Nelson's Column is a monument erected in 1809 in Place Jacques-Cartier, Montreal, Quebec, Canada, which is dedicated to the memory of Admiral Horatio Nelson, following his death at the Battle of Trafalgar. Subsequent to the destruction of Nelson's Pillar in Dublin (1808–1966), Montreal's pillar now stands as the second-oldest "Nelson's Column" in the world, after the Nelson Monument in Glasgow. It is also the city's oldest monument and is the oldest war monument in Canada.
The Boer War Memorial is a monument of sculptor George W. Hill located at Dorchester Square in downtown Montreal, in Quebec, Canada.
Bruce Park is a 13-acre (53,000 m2) urban park located at 1966 Portage Avenue, in Winnipeg, Manitoba, Canada. The park is bordered to the south by the Assiniboine River, to the east by Douglas Park Road, to the west by Deer Lodge Place, and to the north by Portage Avenue.
The Sherbrooke War Memorial is a cenotaph erected in 1926, on King Street, in Sherbrooke, Quebec, to commemorate Sherbrooke residents who fought in World War I. This piece of cultural heritage has become emblematic of the city of Sherbrooke, which counts it among its ten main "points of interest". The monument was designed by George William Hill, one of the foremost Canadian sculptors of the first half of the 20th century.
The Cenotaph is a war memorial on Whitehall in London, England.

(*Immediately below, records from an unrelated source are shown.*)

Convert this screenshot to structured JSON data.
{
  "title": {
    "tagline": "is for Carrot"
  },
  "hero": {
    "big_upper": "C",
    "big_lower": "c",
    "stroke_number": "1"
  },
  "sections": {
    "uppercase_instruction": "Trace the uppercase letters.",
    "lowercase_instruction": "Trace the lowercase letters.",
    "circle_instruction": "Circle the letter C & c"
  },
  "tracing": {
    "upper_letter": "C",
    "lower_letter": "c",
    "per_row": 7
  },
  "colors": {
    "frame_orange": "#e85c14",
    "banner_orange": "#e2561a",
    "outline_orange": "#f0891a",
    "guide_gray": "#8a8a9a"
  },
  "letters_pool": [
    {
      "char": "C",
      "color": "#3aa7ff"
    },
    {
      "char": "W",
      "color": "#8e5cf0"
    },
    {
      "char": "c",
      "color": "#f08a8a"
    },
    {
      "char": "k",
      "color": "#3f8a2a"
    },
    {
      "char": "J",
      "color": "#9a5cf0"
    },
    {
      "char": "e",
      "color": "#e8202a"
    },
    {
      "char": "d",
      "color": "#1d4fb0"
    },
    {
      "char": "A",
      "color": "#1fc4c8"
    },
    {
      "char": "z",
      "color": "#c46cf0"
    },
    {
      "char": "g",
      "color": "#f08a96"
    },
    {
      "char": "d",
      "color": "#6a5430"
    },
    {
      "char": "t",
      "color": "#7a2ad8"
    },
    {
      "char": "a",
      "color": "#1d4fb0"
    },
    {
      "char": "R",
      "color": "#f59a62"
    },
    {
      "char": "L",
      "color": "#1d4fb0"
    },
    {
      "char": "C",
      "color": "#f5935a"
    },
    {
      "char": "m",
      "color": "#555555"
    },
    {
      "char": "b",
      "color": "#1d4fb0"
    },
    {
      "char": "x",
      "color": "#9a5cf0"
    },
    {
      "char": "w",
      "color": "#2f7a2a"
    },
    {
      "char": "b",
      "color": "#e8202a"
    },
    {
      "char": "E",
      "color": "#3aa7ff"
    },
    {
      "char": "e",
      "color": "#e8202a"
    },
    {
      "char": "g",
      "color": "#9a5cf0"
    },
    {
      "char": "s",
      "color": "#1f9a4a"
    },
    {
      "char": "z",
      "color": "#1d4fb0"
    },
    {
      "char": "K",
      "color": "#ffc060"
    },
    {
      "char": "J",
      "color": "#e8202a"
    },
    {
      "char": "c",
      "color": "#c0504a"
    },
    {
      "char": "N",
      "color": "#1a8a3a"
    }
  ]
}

Its origin is in a temporary structure erected for a peace parade following the end of the First World War, and after an outpouring of national sentiment it was replaced in 1920 by a permanent structure and designated the United Kingdom's official national war memorial.
Southampton Cenotaph is a First World War memorial designed by Sir Edwin Lutyens and located in Watts Park in Southampton, southern England. The memorial was the first of dozens by Lutyens to be built in permanent form and it influenced his later designs, including The Cenotaph on Whitehall in London. It is a tapering, multi-tiered pylon which culminates in a series of diminishing layers before terminating in a sarcophagus which features a recumbent figure of a soldier. In front is an altar-like Stone of Remembrance. The cenotaph contains multiple sculptural details including a prominent cross, the town's coat of arms, and two lions. The names of the dead are inscribed on three sides. Although similar in outline, Lutyens' later cenotaphs were much more austere and featured almost no sculpture. The design uses abstract, ecumenical features and lifts the recumbent soldier high above eye level, anonymising him.
The Cenotaph in the southern New Zealand city of Dunedin stands in the centre of Queen's Gardens, close to the city centre. It is the city's main war memorial.